by Stephen Tall on October 16, 2007

Ming Campbell has given a series of interviews this afternoon setting out his reasons for choosing to stand down as Lib Dem leader.

You can watch Ming’s interview with the BBC’s Nick Robinson here.

And here are extracts from Ming’s conversation with Sky News’s Adam Boulton:

MC: … at the end of last week I worked out there had been seven consecutive days of reports in national newspapers about leadership and it became clear to me that if the party was going to make the kind of progress which it deserves and the British people need, it could be best done by somebody other than myself leading it.

AB: Was it the case that you counted on the support of senior colleagues and the support wasn’t there?

MC:
Not at all. I initiated a series of meetings between me and senior colleagues about policy for the next election. There was no question of me asking for support, nor was there any question of people saying it is time to go. We conducted the meetings on the basis that I was going through until the next General Election and the decision to stand down was mine alone.

AB: Who do you blame?

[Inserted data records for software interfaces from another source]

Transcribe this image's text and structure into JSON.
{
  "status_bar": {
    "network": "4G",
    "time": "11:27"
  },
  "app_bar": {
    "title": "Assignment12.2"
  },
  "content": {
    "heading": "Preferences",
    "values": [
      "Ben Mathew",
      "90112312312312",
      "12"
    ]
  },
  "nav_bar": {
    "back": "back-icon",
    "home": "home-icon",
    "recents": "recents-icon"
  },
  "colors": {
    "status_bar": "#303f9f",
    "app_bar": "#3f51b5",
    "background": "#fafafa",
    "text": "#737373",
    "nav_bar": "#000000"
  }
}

MC: I suspect a lot of it is an obsession which many of your colleagues have, and in many cases when it came to the Liberal Democrats it became a default story. If there was nothing else to write about, then “let us write about the age of the leader.”
I happen to know one senior journalist on a broadsheet told one of our press team that nothing got into the paper unless it was attacking the Liberal Democrats and the obvious thing to attack was my age. I reached the view that this blanket of pages was going to stop the party making good progress.
I’m proud of the stability since Charles Kennedy’s resignation. The leadership election which was rather colourful in some aspects but I made sure the party was much more professional than it had been before and that I prepared the party for the General Election.